Vertebral Column Defects
Selection for any tail, back or head abnormality (from the average normal) is simulataneously a selection for a "midline defect".The dorsal midline of a developing foetus is where the subsequent head, brain, spinal chord and vertebral column arise.
In the Australian Stumpy Tail Cattle Dog
The selection of the shortening of a tail whether straight or screw tail is selection for a spinal defect as opposed to a straight, normal length tail. This similarly affects Manx cats.
Selection for sacro-caudal agenesis (short tail/no tail) is associated with an increased incidence of spiral dysraphism.
Refers collectively to a group of abnormalities involving the spinal chord, vertebral column and skin subsquent to faulty closure of the neural tube (developing spinal chord). This results in a group of 5-6 different conditions of varying severity, of which Spina Bifuda and Hemi Vertebrae are the most commonly seen defects.
Is a condition where the neural tube(spinal chord) has not fully closed over so that the spinal chord is exposed along a section of the back. In these puppies, the vertebral column arch has not closed, neither has the skin. These puppies ar euthanised at birth.
Brachycelphaic(short head) breeds.
The selection for a shorter head, particularly a shorter muzzle, increases the influence of another midline defect, namely cleft palate and the associated hair lip. Cleft palates can also occur occassionally in any normal headed breed, with the incidence in long headed breeds (Dolciocephalic breeds)being extremely low.
Is where the two sides of the roof of the mouth have failed to join during development and is either noticed at birth or within 2-3 days as the puppy can not suckle(no pressure flatter as the mouth is open to the nasal cavity) and milk comes out the nose. Failure of the lips to similarly close causes "hair lips."
Longheaded breeds. This is associated with a skull. Flatter skulls usually result in a higher incidence of eye defects and an associated increased incidence of "Small Eye"(micropthalmia), seen also in cats.
While this is not in itself a vertebral column defect, it is most commonly seen associated with a combination of vertebral column defects. It appears that various combinations of two or more of the following: brachycephalic head, short body length and/or abnormal tail length, leads to a higher incidence of walrus "fluid" (anasarca)puppies in breeds so affected.
Walruss puppies are almost twice the size of normal puppies due to enormous fluid retention under the skin.Often these puppies have further abnormalities, particularly cleft palates.These puppies, invariably due to their size,result in ceasarean births.Breeds more commonly affected include British and French Bulldogs and Pekeingese.
In breeds where there are high incidences of walrus puppies, a simple recessive inheritance pattern has been postuated. Walrus puppies can still appear randomly in more "normally shaped" breeds, but the incidence is usually extremely low.

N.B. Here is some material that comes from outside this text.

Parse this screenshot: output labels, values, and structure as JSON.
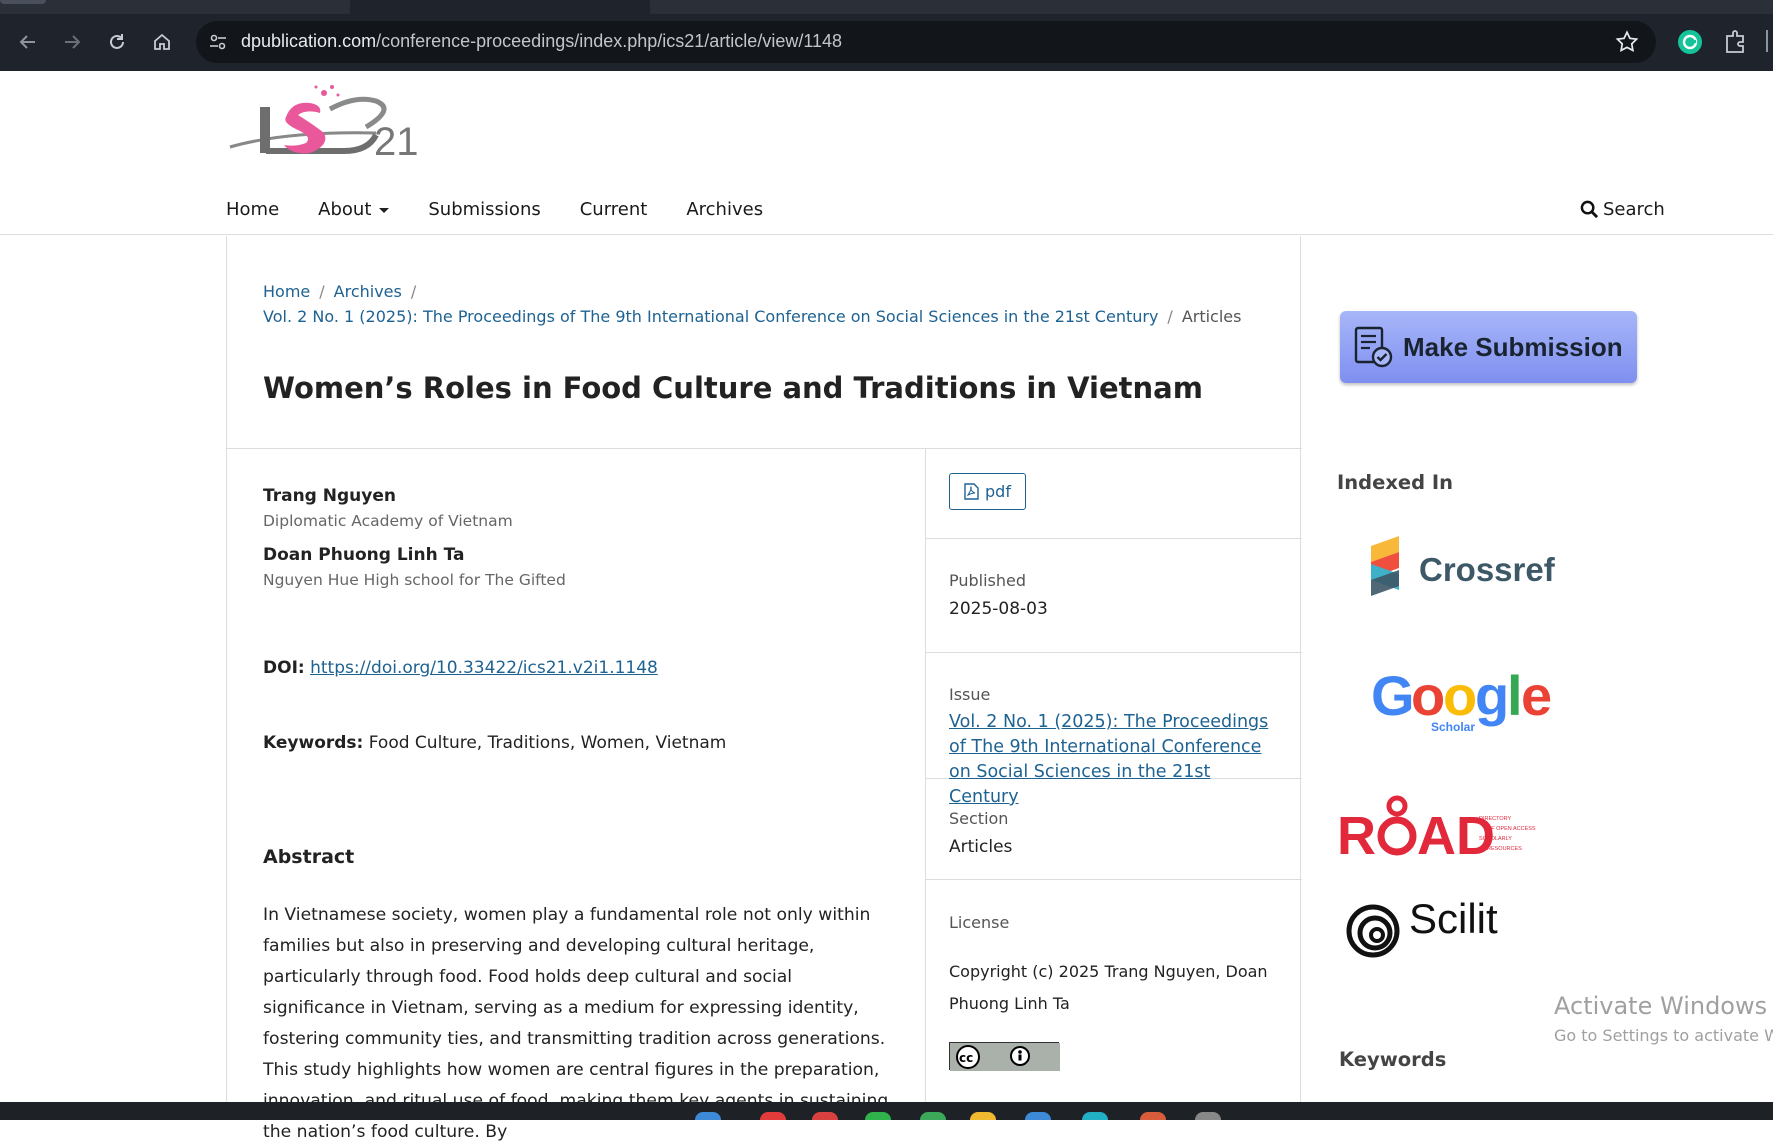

Short/Screw Tail Genetics
Sailer-1954 - considered there were 5 different inherited tail abnormalities. As many breeds are differentiated by their tail length and carriage, specualtion as to the finer points of the genetics of inheritance of many of the aspects including tail lenght, carriage etc are still very open. The inheritance of the Stumpy's short tail is considered to be caused by aln autosomal dominant gene with incomplete penetrance. Selection for this gene pattern when it occurred in a group of Beagles, lead to fewer caudal vertebrae (i.e. shorter tails) and line breeding of these dogs produced cases of Spina Bifida

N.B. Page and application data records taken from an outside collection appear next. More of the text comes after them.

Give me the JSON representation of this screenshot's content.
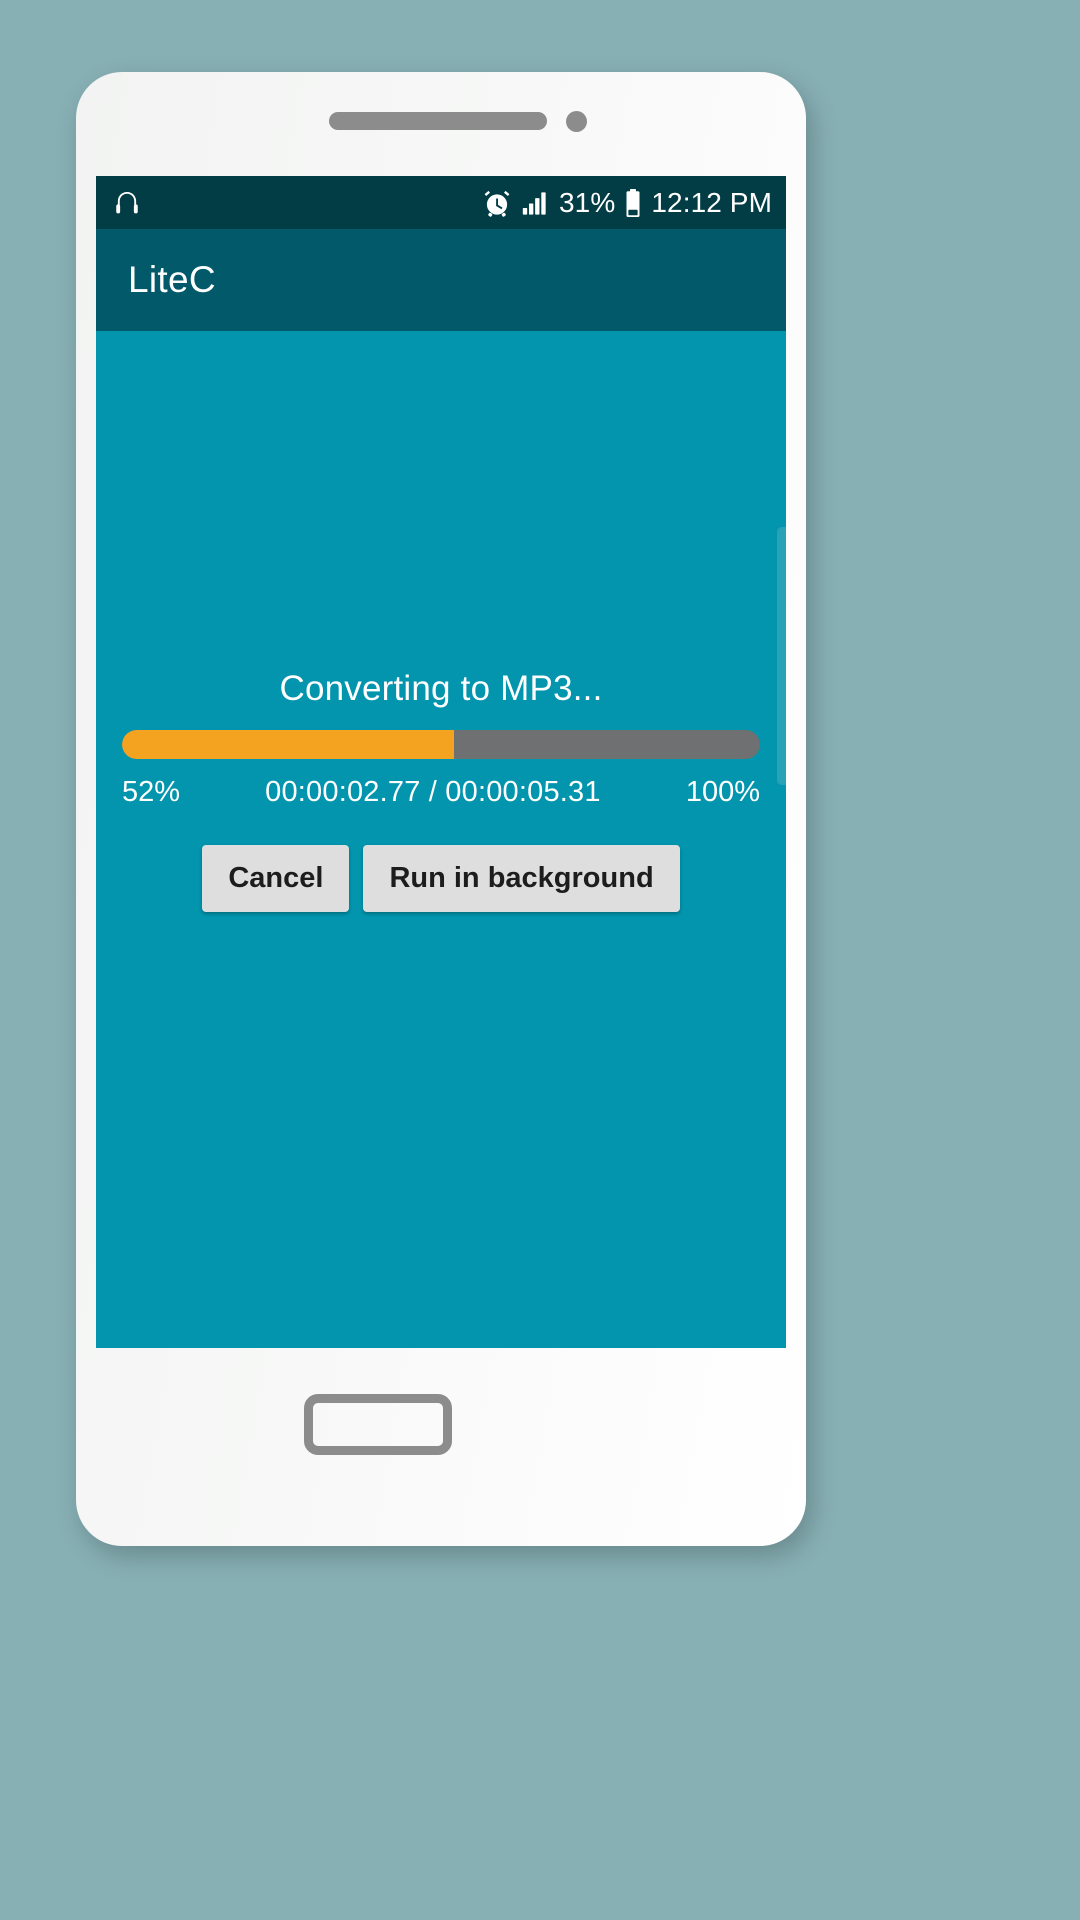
{
  "device": {
    "name": "android-phone-mockup",
    "speaker_icon": "speaker-grille",
    "camera_icon": "front-camera",
    "home_button_label": "home-button"
  },
  "status_bar": {
    "left_icons": [
      {
        "name": "headphones-icon",
        "label": "headphones"
      }
    ],
    "right_icons": [
      {
        "name": "alarm-clock-icon",
        "label": "alarm"
      },
      {
        "name": "signal-bars-icon",
        "label": "signal"
      },
      {
        "name": "battery-icon",
        "label": "battery"
      }
    ],
    "battery_percent": "31%",
    "clock": "12:12 PM",
    "background_color": "#023c45",
    "text_color": "#ffffff"
  },
  "app_bar": {
    "title": "LiteC",
    "background_color": "#02596a"
  },
  "content": {
    "background_color": "#0295ad"
  },
  "progress_dialog": {
    "status_text": "Converting to MP3...",
    "percent_value": 52,
    "min_label": "52%",
    "max_label": "100%",
    "time_label": "00:00:02.77 / 00:00:05.31",
    "elapsed_time": "00:00:02.77",
    "total_time": "00:00:05.31",
    "fill_color": "#f4a321",
    "track_color": "#6e7071",
    "buttons": [
      {
        "name": "cancel-button",
        "label": "Cancel"
      },
      {
        "name": "run-in-background-button",
        "label": "Run in background"
      }
    ]
  }
}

Short/Screw Tail Genetics
As opposed to screw tails)were divided by Pulling (1957) into two groups.
- Tail-less (anuary) or
- Short Stub Tail (brachyury)
Selection for excessive shortness of tail would be expected to eventually increase the incidence seen of anal atresia (no anus).This is a separate condition to spinal abnormalities.
Screw tails (Stockard 1941) as seen in English and French Bulldogs was agin divided into two possible components.
- Screw tail gene which is dominant and
- Length of tail with long screw being dominant to short.
This is still not fully determined but seems likely.
As a point of interest,while not a vertebral column defect, the selection "1", or another midline defect of an abnormal pattern of skin lay along the back as seen in the Rhodesian Ridgeback, increases the incidence of dermoid sinuses/cysts. Dermoid sinuses are a neural tube defect resulting from incomplete separation of the skin and neural tube during development. The sinus of skin tissue runs to attach onto the tip of the vertebrae and in some cases, especially posterior (pelvic regions) may attach directly to neural tissue. This is considered to be inherited in an autosomal recessive mode.
References:Hoskin's Veterinary Pediatrics 1990
Willis Genetics of the Dog 1989
Clark and Stainer Medical and Genetic Aspects of Pure Bred Dogs 1983
Submitted by Bernadette Merchant
Sue Sommerlad & her team in Qld have just had an article published on
deafness in Stumpy Tails;
Congenital Sensorineural Deafness in Australian Stumpy-Tail Cattle Dogs Is
an Autosomal Recessive Trait That Maps to CFA10 Full text available for free